What you need to do
Exact copies of all the records are to be output.

*** Opening of Dataset extract ***

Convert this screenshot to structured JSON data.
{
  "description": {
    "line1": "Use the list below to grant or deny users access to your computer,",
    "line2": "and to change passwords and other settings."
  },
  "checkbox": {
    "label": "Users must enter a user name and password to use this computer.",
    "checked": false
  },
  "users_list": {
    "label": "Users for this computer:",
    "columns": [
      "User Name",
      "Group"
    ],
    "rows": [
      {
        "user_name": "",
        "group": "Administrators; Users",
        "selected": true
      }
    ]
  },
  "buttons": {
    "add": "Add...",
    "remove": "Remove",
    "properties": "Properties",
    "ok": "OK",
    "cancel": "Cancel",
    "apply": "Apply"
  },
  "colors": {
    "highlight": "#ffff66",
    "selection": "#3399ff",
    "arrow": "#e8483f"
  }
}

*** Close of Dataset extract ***

Your solution
Convert this screenshot to structured JSON data.
{
  "description": {
    "line1": "Use the list below to grant or deny users access to your computer,",
    "line2": "and to change passwords and other settings."
  },
  "checkbox": {
    "label": "Users must enter a user name and password to use this computer.",
    "checked": false
  },
  "users_list": {
    "label": "Users for this computer:",
    "columns": [
      "User Name",
      "Group"
    ],
    "rows": [
      {
        "user_name": "",
        "group": "Administrators; Users",
        "selected": true
      }
    ]
  },
  "buttons": {
    "add": "Add...",
    "remove": "Remove",
    "properties": "Properties",
    "ok": "OK",
    "cancel": "Cancel",
    "apply": "Apply"
  },
  "colors": {
    "highlight": "#ffff66",
    "selection": "#3399ff",
    "arrow": "#e8483f"
  }
}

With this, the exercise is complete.